Skip to content

Health & Baby

Font Size

Baby's First Checkup: What to Expect

This may be your first big "trip" away from home with baby. Everything is still so new, and you probably have many questions. This is a great time to talk to your baby's doctor!

Here's what to expect at your baby's first checkup.

You Can Expect Your Baby's Doctor to:

  • Measure your baby's weight, length, and head circumference
  • Examine your baby's eyes and test reflexes
  • Examine your baby's body
  • Give a hepatitis B vaccine if your baby didn't get it at the hospital

Questions Your Baby's Doctor May Ask

  • When is your baby nursing and how often?
  • What are baby's bowel movements like?
  • How many wet diapers is baby having?
  • How is your baby sleeping?
  • What position does baby sleep in?
  • Have you noticed any problems with your baby's eyesight or hearing?

Questions You May Have About Feeding

  • How often should my baby be eating?
  • How do I know if she's getting enough?

Feeding Tips

  • Be sure to breastfeed every 2 to 3 hours or formula feed about 1½ ounces every 2 to 4 hours. At this age, you may need to wake up baby to feed her if she has been sleeping for more than 4 hours.
  • If your baby seems satisfied after feeding, then she's probably getting enough.
  • Another way to tell if your baby is eating enough is the number of diapers that are soiled - 5 to 6 wet diapers and 4 to 5 poopy ones a day.
  • Once your milk is in, your baby's poops should be soft and yellowish.

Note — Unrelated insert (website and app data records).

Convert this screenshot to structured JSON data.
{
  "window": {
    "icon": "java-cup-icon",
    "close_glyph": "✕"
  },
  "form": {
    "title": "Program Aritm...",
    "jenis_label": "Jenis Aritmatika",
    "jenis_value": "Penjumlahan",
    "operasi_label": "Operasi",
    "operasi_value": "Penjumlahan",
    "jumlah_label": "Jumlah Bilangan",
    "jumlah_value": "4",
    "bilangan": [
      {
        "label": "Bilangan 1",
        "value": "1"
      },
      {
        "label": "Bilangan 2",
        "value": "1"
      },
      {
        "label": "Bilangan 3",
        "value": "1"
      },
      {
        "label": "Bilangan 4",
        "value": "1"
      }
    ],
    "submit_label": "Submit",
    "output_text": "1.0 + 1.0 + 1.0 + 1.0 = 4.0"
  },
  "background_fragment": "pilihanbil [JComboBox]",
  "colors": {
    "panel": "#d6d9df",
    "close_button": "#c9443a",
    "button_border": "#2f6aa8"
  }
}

Sleeping Questions You May Have

  • Can I put my baby on an adult bed or sofa to sleep?
  • How can I prevent SIDS?

Sleep Safety Tips

  • To reduce the risk of SIDS, always put your baby to sleep on her back.
  • Put your baby in a safe crib, not on a bed, sofa, chair, waterbed, or cushion.
  • Keep stuffed toys, pillows, and fluffy bedding out of the crib.

Crying Tips

  • Infants may cry when they're too hot or cold, have a wet diaper or an upset stomach, are hungry or tired, or just want to be held.
  • If your infant doesn't need to be fed or changed, cuddle or swaddle her, rock or walk with her, or sing or play soft music.
  • Don't worry -- you can't spoil your baby now!

It is completely normal to feel overwhelmed during the first several weeks with your baby. Don't be too hard on yourself! It can take several weeks before you'll begin feeling more comfortable and confident, because you are still getting to know your baby and your baby's needs. Don't hesitate to ask for help from family and friends when you need it or to call your pediatrician with any questions.

WebMD Medical Reference

Reviewed by Amita Shroff, MD on October 22, 2013

Today on WebMD

mother on phone holding baby
When you should call 911.
Mother with baby
Unexpected ways your life will change.
baby acne
What’s normal – and what’s not.
baby asleep on moms shoulder
Help your baby get the sleep he needs.

mother holding baby at night
mother with sick child
Chinese mother breast feeding newborn baby girl
Track Your Babys Vaccines
Baby Napping 10 Dos And Donts
Woman holding feet up to camera
Father kissing newborn baby
baby gear slideshow